▶ **Problem details**
Copy out the entries exactly, from the first line to the last.

━━ Listed records ━━

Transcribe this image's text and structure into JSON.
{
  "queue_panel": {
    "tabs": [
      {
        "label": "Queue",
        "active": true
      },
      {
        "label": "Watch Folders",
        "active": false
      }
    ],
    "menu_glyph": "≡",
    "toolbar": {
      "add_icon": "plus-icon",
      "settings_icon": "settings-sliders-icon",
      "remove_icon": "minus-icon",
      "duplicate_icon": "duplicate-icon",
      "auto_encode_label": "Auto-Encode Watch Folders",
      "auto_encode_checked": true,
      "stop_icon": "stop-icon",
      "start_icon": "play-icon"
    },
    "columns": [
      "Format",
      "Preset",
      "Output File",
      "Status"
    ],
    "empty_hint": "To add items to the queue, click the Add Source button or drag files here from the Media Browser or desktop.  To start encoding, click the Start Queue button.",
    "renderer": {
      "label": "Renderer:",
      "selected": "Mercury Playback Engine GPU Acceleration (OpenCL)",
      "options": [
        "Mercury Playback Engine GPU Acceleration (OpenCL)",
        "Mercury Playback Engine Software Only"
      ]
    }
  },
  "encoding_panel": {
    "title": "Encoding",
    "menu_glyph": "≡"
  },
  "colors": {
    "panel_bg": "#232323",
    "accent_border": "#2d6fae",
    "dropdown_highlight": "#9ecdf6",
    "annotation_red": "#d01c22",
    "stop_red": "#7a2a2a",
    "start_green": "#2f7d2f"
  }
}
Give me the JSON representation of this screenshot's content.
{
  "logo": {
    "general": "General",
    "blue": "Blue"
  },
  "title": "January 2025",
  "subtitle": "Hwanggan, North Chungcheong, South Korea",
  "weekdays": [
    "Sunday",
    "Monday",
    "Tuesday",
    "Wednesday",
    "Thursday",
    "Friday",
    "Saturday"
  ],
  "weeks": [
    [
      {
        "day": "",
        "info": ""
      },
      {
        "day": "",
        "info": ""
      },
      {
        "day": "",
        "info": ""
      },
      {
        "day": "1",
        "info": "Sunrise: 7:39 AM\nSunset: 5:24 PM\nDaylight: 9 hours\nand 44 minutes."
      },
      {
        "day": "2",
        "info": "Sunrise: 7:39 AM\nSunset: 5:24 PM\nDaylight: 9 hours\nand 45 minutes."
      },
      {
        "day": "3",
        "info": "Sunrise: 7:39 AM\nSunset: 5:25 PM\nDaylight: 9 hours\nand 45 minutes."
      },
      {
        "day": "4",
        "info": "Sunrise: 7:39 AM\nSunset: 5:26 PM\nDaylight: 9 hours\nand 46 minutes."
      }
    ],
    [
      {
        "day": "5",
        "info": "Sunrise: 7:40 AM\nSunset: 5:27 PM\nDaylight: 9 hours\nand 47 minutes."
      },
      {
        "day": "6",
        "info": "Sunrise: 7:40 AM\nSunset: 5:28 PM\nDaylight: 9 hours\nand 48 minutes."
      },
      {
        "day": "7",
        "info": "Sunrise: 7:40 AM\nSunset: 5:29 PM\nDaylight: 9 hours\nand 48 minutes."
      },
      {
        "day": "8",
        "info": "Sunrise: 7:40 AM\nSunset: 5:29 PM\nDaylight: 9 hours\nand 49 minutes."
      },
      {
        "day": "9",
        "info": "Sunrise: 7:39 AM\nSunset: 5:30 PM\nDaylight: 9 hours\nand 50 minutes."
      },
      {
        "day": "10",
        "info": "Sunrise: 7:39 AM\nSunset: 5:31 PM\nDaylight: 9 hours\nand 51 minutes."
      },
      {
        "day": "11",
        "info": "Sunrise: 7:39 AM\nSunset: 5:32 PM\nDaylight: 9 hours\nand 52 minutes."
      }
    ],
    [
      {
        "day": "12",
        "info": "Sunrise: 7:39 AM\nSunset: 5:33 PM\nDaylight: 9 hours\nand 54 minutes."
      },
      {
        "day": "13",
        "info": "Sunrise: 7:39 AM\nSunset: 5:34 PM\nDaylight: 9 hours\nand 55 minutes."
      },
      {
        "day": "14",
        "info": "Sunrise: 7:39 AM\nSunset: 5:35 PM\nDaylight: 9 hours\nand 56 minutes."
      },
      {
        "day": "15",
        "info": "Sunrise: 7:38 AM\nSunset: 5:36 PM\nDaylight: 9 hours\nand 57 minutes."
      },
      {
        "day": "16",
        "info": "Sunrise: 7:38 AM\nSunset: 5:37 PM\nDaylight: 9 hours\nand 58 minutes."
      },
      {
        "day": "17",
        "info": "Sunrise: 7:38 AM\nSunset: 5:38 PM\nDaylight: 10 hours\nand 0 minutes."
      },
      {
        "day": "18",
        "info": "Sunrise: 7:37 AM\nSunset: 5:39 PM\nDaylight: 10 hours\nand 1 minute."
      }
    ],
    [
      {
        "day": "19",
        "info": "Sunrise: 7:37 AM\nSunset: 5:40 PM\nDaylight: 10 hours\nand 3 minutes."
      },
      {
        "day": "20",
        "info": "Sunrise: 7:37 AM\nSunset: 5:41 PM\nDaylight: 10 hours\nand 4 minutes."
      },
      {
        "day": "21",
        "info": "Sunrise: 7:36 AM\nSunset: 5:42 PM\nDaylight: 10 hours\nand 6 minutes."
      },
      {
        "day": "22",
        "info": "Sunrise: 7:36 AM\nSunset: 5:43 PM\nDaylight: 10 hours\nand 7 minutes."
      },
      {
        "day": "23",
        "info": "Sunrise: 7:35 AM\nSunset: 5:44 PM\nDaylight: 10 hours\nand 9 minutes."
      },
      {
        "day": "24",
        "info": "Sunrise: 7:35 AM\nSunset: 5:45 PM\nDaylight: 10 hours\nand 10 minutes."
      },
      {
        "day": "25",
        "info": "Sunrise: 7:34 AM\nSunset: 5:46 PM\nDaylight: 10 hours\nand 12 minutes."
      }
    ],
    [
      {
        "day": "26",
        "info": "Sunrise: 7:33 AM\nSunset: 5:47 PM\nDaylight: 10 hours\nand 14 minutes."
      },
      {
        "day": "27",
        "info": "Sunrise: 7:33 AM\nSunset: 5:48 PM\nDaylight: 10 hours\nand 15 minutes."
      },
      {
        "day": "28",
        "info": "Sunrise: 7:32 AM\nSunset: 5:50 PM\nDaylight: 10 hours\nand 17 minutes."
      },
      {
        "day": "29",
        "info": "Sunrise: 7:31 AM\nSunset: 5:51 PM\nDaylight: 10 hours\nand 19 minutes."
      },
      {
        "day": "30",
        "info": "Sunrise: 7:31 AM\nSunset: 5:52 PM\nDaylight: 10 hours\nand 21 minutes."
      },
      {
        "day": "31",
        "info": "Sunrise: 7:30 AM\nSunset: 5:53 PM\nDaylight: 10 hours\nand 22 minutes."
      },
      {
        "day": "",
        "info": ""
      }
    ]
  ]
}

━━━

▶ **Solution to this task**
Transcribe this image's text and structure into JSON.
{
  "queue_panel": {
    "tabs": [
      {
        "label": "Queue",
        "active": true
      },
      {
        "label": "Watch Folders",
        "active": false
      }
    ],
    "menu_glyph": "≡",
    "toolbar": {
      "add_icon": "plus-icon",
      "settings_icon": "settings-sliders-icon",
      "remove_icon": "minus-icon",
      "duplicate_icon": "duplicate-icon",
      "auto_encode_label": "Auto-Encode Watch Folders",
      "auto_encode_checked": true,
      "stop_icon": "stop-icon",
      "start_icon": "play-icon"
    },
    "columns": [
      "Format",
      "Preset",
      "Output File",
      "Status"
    ],
    "empty_hint": "To add items to the queue, click the Add Source button or drag files here from the Media Browser or desktop.  To start encoding, click the Start Queue button.",
    "renderer": {
      "label": "Renderer:",
      "selected": "Mercury Playback Engine GPU Acceleration (OpenCL)",
      "options": [
        "Mercury Playback Engine GPU Acceleration (OpenCL)",
        "Mercury Playback Engine Software Only"
      ]
    }
  },
  "encoding_panel": {
    "title": "Encoding",
    "menu_glyph": "≡"
  },
  "colors": {
    "panel_bg": "#232323",
    "accent_border": "#2d6fae",
    "dropdown_highlight": "#9ecdf6",
    "annotation_red": "#d01c22",
    "stop_red": "#7a2a2a",
    "start_green": "#2f7d2f"
  }
}
Give me the JSON representation of this screenshot's content.
{
  "logo": {
    "general": "General",
    "blue": "Blue"
  },
  "title": "January 2025",
  "subtitle": "Hwanggan, North Chungcheong, South Korea",
  "weekdays": [
    "Sunday",
    "Monday",
    "Tuesday",
    "Wednesday",
    "Thursday",
    "Friday",
    "Saturday"
  ],
  "weeks": [
    [
      {
        "day": "",
        "info": ""
      },
      {
        "day": "",
        "info": ""
      },
      {
        "day": "",
        "info": ""
      },
      {
        "day": "1",
        "info": "Sunrise: 7:39 AM\nSunset: 5:24 PM\nDaylight: 9 hours\nand 44 minutes."
      },
      {
        "day": "2",
        "info": "Sunrise: 7:39 AM\nSunset: 5:24 PM\nDaylight: 9 hours\nand 45 minutes."
      },
      {
        "day": "3",
        "info": "Sunrise: 7:39 AM\nSunset: 5:25 PM\nDaylight: 9 hours\nand 45 minutes."
      },
      {
        "day": "4",
        "info": "Sunrise: 7:39 AM\nSunset: 5:26 PM\nDaylight: 9 hours\nand 46 minutes."
      }
    ],
    [
      {
        "day": "5",
        "info": "Sunrise: 7:40 AM\nSunset: 5:27 PM\nDaylight: 9 hours\nand 47 minutes."
      },
      {
        "day": "6",
        "info": "Sunrise: 7:40 AM\nSunset: 5:28 PM\nDaylight: 9 hours\nand 48 minutes."
      },
      {
        "day": "7",
        "info": "Sunrise: 7:40 AM\nSunset: 5:29 PM\nDaylight: 9 hours\nand 48 minutes."
      },
      {
        "day": "8",
        "info": "Sunrise: 7:40 AM\nSunset: 5:29 PM\nDaylight: 9 hours\nand 49 minutes."
      },
      {
        "day": "9",
        "info": "Sunrise: 7:39 AM\nSunset: 5:30 PM\nDaylight: 9 hours\nand 50 minutes."
      },
      {
        "day": "10",
        "info": "Sunrise: 7:39 AM\nSunset: 5:31 PM\nDaylight: 9 hours\nand 51 minutes."
      },
      {
        "day": "11",
        "info": "Sunrise: 7:39 AM\nSunset: 5:32 PM\nDaylight: 9 hours\nand 52 minutes."
      }
    ],
    [
      {
        "day": "12",
        "info": "Sunrise: 7:39 AM\nSunset: 5:33 PM\nDaylight: 9 hours\nand 54 minutes."
      },
      {
        "day": "13",
        "info": "Sunrise: 7:39 AM\nSunset: 5:34 PM\nDaylight: 9 hours\nand 55 minutes."
      },
      {
        "day": "14",
        "info": "Sunrise: 7:39 AM\nSunset: 5:35 PM\nDaylight: 9 hours\nand 56 minutes."
      },
      {
        "day": "15",
        "info": "Sunrise: 7:38 AM\nSunset: 5:36 PM\nDaylight: 9 hours\nand 57 minutes."
      },
      {
        "day": "16",
        "info": "Sunrise: 7:38 AM\nSunset: 5:37 PM\nDaylight: 9 hours\nand 58 minutes."
      },
      {
        "day": "17",
        "info": "Sunrise: 7:38 AM\nSunset: 5:38 PM\nDaylight: 10 hours\nand 0 minutes."
      },
      {
        "day": "18",
        "info": "Sunrise: 7:37 AM\nSunset: 5:39 PM\nDaylight: 10 hours\nand 1 minute."
      }
    ],
    [
      {
        "day": "19",
        "info": "Sunrise: 7:37 AM\nSunset: 5:40 PM\nDaylight: 10 hours\nand 3 minutes."
      },
      {
        "day": "20",
        "info": "Sunrise: 7:37 AM\nSunset: 5:41 PM\nDaylight: 10 hours\nand 4 minutes."
      },
      {
        "day": "21",
        "info": "Sunrise: 7:36 AM\nSunset: 5:42 PM\nDaylight: 10 hours\nand 6 minutes."
      },
      {
        "day": "22",
        "info": "Sunrise: 7:36 AM\nSunset: 5:43 PM\nDaylight: 10 hours\nand 7 minutes."
      },
      {
        "day": "23",
        "info": "Sunrise: 7:35 AM\nSunset: 5:44 PM\nDaylight: 10 hours\nand 9 minutes."
      },
      {
        "day": "24",
        "info": "Sunrise: 7:35 AM\nSunset: 5:45 PM\nDaylight: 10 hours\nand 10 minutes."
      },
      {
        "day": "25",
        "info": "Sunrise: 7:34 AM\nSunset: 5:46 PM\nDaylight: 10 hours\nand 12 minutes."
      }
    ],
    [
      {
        "day": "26",
        "info": "Sunrise: 7:33 AM\nSunset: 5:47 PM\nDaylight: 10 hours\nand 14 minutes."
      },
      {
        "day": "27",
        "info": "Sunrise: 7:33 AM\nSunset: 5:48 PM\nDaylight: 10 hours\nand 15 minutes."
      },
      {
        "day": "28",
        "info": "Sunrise: 7:32 AM\nSunset: 5:50 PM\nDaylight: 10 hours\nand 17 minutes."
      },
      {
        "day": "29",
        "info": "Sunrise: 7:31 AM\nSunset: 5:51 PM\nDaylight: 10 hours\nand 19 minutes."
      },
      {
        "day": "30",
        "info": "Sunrise: 7:31 AM\nSunset: 5:52 PM\nDaylight: 10 hours\nand 21 minutes."
      },
      {
        "day": "31",
        "info": "Sunrise: 7:30 AM\nSunset: 5:53 PM\nDaylight: 10 hours\nand 22 minutes."
      },
      {
        "day": "",
        "info": ""
      }
    ]
  ]
}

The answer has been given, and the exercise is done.